Only lines with the word "Services" are wanted; copy each of them from the listing below.

_RECORDS FOR THE EXERCISE_
------

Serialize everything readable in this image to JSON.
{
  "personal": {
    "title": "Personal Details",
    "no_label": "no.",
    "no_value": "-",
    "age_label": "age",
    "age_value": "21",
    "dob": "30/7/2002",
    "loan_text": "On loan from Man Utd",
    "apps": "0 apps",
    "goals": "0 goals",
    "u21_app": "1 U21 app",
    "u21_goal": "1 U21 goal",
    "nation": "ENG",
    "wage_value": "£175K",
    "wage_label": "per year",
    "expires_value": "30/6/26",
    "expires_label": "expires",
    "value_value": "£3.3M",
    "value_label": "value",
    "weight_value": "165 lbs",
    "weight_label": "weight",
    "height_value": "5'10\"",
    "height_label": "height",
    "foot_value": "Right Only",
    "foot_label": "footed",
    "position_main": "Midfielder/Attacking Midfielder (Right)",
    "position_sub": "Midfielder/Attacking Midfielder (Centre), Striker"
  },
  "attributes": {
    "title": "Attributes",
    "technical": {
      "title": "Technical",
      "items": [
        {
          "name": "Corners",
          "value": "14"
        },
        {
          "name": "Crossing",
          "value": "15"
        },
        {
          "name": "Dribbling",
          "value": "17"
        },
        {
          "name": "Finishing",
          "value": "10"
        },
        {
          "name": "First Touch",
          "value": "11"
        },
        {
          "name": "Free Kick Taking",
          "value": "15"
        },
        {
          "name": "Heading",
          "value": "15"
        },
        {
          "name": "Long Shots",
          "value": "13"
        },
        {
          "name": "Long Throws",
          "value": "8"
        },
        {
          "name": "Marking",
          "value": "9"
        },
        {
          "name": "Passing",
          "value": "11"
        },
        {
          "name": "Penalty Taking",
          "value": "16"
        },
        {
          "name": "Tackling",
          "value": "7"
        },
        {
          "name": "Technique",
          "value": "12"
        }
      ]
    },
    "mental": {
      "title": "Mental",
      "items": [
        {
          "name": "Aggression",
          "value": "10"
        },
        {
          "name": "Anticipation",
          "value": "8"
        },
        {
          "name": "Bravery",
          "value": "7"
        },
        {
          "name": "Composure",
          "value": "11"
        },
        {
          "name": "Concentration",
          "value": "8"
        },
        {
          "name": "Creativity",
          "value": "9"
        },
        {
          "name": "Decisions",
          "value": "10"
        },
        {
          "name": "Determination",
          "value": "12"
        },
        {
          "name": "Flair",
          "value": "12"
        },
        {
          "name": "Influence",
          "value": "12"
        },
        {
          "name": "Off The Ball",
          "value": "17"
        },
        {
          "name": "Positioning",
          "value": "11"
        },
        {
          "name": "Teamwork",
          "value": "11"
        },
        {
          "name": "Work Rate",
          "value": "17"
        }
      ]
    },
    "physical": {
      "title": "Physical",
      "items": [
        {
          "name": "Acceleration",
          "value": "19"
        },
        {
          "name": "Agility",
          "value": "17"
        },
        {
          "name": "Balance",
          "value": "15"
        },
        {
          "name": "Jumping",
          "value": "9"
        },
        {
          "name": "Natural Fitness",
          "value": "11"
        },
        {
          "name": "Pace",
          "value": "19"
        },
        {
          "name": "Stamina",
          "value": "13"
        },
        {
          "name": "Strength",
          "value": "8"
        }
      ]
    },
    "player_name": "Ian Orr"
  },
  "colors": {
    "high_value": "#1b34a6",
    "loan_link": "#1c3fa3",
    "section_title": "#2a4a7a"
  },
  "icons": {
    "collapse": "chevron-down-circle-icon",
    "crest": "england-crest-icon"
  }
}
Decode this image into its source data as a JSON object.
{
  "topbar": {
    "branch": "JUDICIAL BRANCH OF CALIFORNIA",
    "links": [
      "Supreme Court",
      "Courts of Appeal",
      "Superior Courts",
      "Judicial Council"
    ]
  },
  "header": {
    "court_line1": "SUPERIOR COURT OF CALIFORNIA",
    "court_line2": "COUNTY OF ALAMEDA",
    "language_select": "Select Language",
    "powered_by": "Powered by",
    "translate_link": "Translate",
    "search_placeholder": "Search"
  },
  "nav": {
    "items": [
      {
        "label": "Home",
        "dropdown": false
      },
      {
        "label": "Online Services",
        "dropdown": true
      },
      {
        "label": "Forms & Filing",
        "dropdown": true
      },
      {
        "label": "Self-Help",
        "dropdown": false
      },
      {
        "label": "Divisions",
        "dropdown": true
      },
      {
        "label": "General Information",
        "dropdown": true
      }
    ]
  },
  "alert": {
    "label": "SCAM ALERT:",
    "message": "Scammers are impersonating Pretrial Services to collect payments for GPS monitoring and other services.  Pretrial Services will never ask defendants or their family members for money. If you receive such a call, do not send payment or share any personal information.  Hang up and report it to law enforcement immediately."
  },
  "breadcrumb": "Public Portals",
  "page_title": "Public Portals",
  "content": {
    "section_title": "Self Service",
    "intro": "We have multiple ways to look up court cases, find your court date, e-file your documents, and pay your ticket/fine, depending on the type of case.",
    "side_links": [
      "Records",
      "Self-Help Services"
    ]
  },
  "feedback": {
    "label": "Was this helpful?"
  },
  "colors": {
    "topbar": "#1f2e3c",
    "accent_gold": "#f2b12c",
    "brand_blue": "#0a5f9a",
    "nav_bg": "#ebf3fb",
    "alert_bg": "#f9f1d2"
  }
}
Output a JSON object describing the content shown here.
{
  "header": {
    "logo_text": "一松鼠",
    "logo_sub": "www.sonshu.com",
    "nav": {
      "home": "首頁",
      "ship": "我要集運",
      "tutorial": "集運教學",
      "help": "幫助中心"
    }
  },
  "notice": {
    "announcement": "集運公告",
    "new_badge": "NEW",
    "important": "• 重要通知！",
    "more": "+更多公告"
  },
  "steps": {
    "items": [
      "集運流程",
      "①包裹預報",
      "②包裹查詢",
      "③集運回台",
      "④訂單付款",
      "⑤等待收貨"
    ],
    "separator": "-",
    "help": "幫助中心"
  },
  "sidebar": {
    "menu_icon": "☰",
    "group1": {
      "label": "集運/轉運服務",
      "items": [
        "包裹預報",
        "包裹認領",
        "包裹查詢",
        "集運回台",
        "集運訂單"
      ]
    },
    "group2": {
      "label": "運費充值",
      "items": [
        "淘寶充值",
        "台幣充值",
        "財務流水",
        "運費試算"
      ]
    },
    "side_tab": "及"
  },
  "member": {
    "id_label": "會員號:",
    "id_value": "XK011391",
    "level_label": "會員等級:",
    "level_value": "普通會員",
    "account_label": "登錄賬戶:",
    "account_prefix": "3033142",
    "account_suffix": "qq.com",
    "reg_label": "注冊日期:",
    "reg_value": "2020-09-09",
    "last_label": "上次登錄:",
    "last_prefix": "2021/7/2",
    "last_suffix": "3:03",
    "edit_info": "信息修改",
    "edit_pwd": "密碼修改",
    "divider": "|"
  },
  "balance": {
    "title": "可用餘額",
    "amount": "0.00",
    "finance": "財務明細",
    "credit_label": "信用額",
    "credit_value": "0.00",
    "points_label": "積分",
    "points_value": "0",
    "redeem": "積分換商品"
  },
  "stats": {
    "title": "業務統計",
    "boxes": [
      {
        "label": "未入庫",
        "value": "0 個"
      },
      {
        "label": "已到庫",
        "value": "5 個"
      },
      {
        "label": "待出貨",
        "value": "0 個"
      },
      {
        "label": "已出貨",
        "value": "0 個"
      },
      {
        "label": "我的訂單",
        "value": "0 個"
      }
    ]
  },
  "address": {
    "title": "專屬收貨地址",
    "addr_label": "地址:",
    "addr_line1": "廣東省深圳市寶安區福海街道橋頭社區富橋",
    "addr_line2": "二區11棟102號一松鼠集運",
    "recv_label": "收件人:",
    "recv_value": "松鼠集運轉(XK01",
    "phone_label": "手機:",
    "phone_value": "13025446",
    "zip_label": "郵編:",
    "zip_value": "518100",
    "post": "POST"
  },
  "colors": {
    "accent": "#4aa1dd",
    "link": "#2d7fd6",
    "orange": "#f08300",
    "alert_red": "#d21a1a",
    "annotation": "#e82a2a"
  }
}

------

_SOLVED EXERCISE_
        "label": "Online Services",
    "message": "Scammers are impersonating Pretrial Services to collect payments for GPS monitoring and other services.  Pretrial Services will never ask defendants or their family members for money. If you receive such a call, do not send payment or share any personal information.  Hang up and report it to law enforcement immediately."
      "Self-Help Services"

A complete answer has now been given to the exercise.